I know I’m bringing this up at the last possible moment, but September is spinal cord injury awareness month! With that in mind, I wanted to share with you all that I’ve gained from living with a spinal cord injury.
7. Patience and humility
These 2 things have been the toughest to grasp and I still fight with them every day, but I am thankful that I’m much closer than I was pre-injury. Patience has always been a weak spot for me and I’ve never been one to ask for help (I’m still not, but I’m at least much more willing!). I’ve had to be patient with learning new ways to do many things and coming to terms with them not happening overnight. Living with a spinal cord injury, I also often need help with things that I was independent with before, like hanging pictures on my wall or picking heavy things off the floor (I had a watermelon in my living room for days…).
6. Wonderful friendships
I’ve been so lucky to meet a ton of great people who I probably wouldn’t have crossed paths with before. I have made many lifelong friendships with nurses, PTs, recreational therapists, volunteers, and so many wheelchair users! I used to have no pals in wheelchairs, which is so sad to say! The wheelchair users I’ve met have all been kind, hilarious, adventurous, and so incredibly genuine!
On one hand, being in a wheelchair has taken away time. I saw a blog post reflecting on this concept once, and it really resonated with me. So many things in my day-to-day life take longer than they used to, taking away precious time. On the other hand, I’ve had so much more time for the important things. Before Bike & Build, I was working two jobs, losing sleep, and sacrificing moments with family and friends. I had no time for the important things. I believe that my spinal cord injury was God’s way of telling me to slow down. Relax. Make time for what’s important.
4. Some good laughs!
I have always been one to make light of the situations I’m in and my spinal cord injury has put me in some great situations! I especially love getting together with other wheelchair users, and laughing at situations we’ve been put in and conversations we’ve had. People sometimes don’t know how to react when they see a wheelchair user and that makes them say some really strange things. Let’s laugh about it sometime!
3. New opportunities
I’ve done so many things in the past couple years that I would’ve never done before my injury. Time and money were always limiting factors but so was fear. Fear of not doing well, looking silly, or failing. I’ve come to realize that life is way too short to let those things get in the way.

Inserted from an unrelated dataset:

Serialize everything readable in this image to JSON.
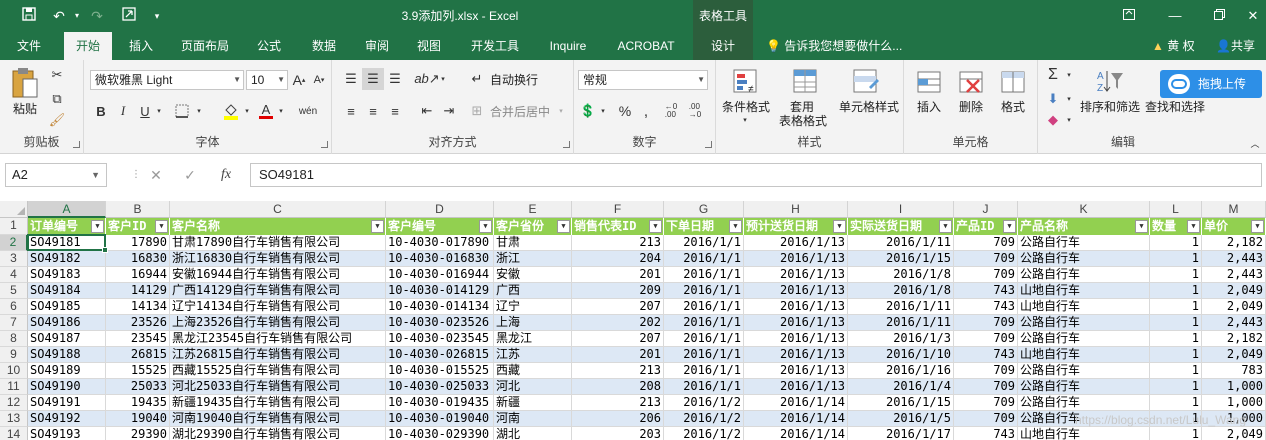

Setting those fears aside allowed me to open myself up to new opportunities. I’ve been skiing, luging, mountain biking, and kayaking, and I discovered that I love them all! The clinics I’ve been to for adaptive sports have had such a positive impact in my life, and wouldn’t have been available to me prior to my injury.
2. New perspective
As you can probably imagine, being in a wheelchair has given me a whole new perspective on life. Before my SCI, I was a nursing assistant. I was no stranger to wheelchairs, accessibility, and the health issues associated with SCIs- or so I thought. When I became a wheelchair user, I realized that I knew nothing. Ramps, doorway width, parking, accessible stores… This was a whole new world I had to figure out! Unsurprisingly, I now see and can predict issues before they arise. The best part though? So can my friends and family! The able bodied people in my life often see issues from my perspective and they tend to get more upset about them than I do. I took one for the team, and we’re all more aware because of it!
Surviving the collision that left me paralyzed has given me an immense appreciation for the life God has given to me. Before my injury, I looked at life a little differently. I knew that death was very real and life was very short, but I never appreciated the life I was living. The boring, mundane day-to-day is still life worth living. It’s a gift to be appreciated! God has blessed us with the time we have, and I’m so thankful to be living it on wheels now.
When you see someone living with a spinal cord injury, please remember these things and don’t look down on us with pity. Yeah, sometimes life is hard, but it can also be really good.